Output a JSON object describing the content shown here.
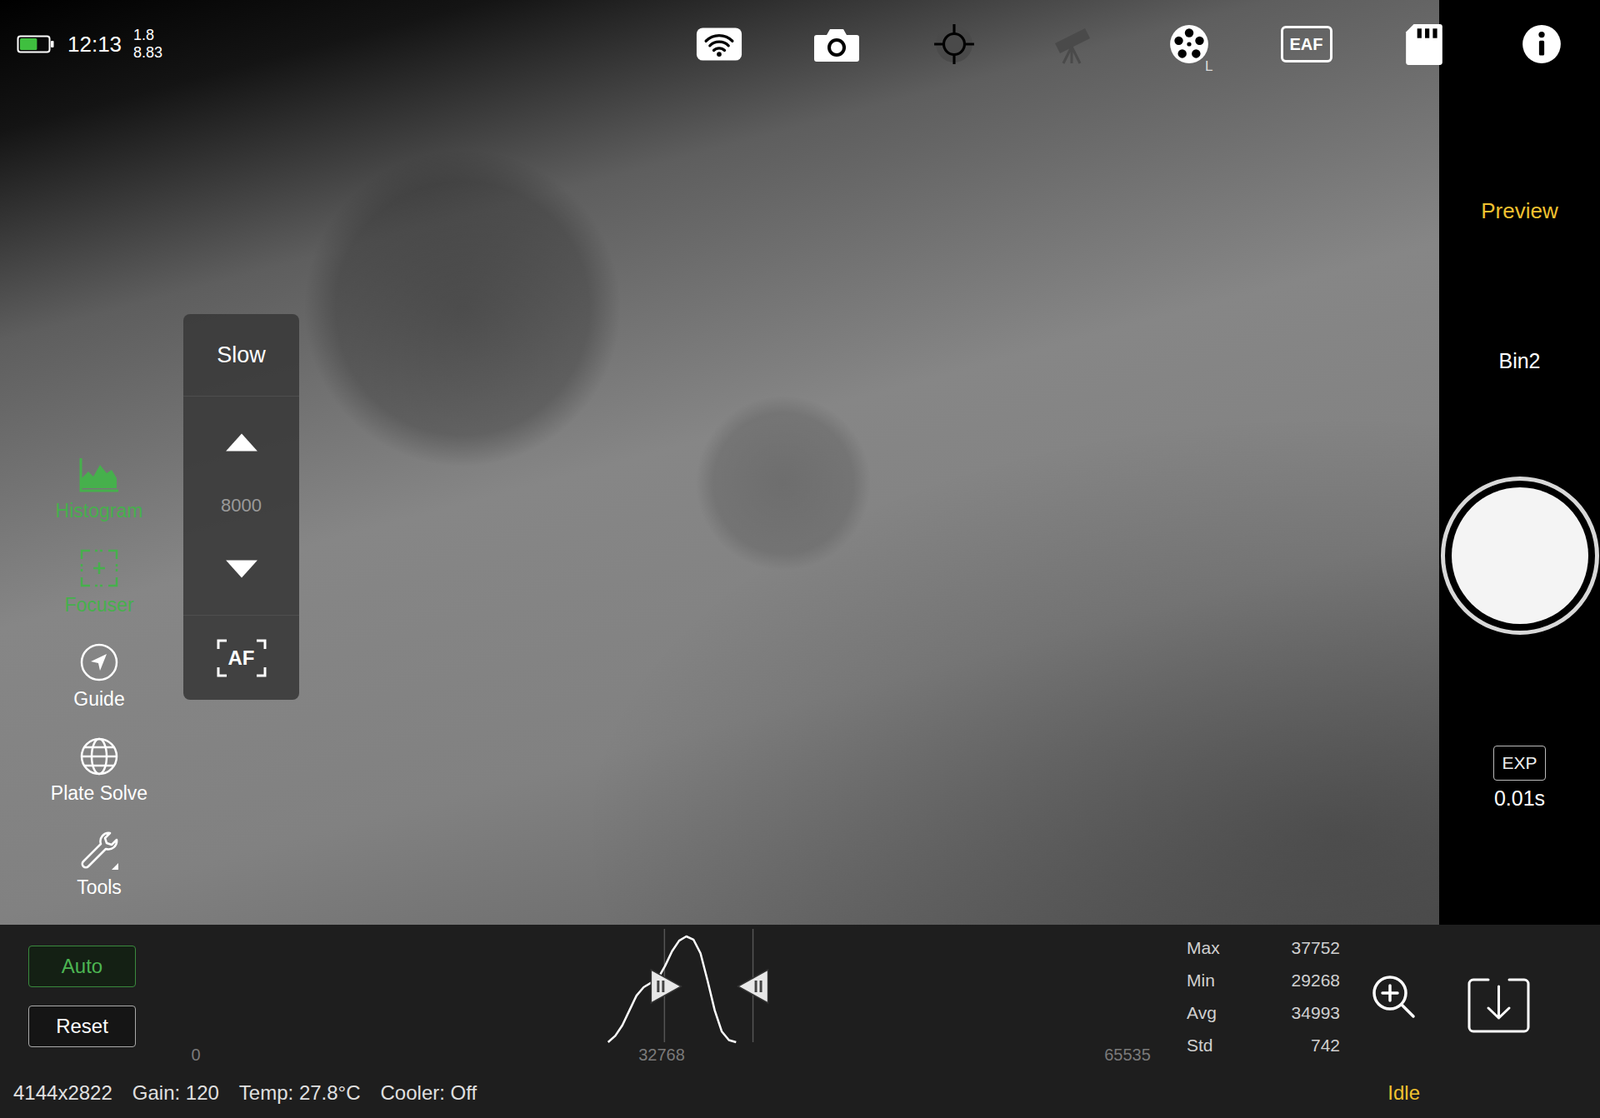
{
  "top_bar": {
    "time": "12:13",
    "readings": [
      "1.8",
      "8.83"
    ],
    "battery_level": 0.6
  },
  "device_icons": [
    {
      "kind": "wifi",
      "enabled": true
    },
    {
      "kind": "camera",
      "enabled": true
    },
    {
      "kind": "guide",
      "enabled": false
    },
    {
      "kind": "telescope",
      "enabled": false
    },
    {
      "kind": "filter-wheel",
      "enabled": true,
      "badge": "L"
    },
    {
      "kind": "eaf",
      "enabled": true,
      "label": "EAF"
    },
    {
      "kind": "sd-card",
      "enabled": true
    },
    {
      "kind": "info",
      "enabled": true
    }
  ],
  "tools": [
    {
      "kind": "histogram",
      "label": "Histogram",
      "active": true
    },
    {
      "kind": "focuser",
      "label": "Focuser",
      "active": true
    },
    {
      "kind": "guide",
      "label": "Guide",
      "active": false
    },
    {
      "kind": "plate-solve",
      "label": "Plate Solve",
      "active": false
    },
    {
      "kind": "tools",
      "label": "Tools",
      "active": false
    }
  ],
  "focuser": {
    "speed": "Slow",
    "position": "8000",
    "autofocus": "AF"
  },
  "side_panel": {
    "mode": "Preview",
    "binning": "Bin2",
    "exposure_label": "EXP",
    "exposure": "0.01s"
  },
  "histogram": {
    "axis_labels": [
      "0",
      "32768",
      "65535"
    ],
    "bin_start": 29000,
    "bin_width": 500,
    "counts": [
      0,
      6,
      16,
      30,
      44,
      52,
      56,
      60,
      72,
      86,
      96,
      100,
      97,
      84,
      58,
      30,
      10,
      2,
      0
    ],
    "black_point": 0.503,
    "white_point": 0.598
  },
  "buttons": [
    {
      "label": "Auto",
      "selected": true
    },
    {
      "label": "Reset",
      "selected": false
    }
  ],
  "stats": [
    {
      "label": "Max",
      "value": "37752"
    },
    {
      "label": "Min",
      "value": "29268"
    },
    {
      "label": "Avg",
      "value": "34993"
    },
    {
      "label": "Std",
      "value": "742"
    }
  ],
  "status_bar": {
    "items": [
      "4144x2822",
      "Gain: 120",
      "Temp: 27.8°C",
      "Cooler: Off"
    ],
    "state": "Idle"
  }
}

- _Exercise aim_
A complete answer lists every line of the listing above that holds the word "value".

- _Solution to this task_
      "value": "37752"
      "value": "29268"
      "value": "34993"
      "value": "742"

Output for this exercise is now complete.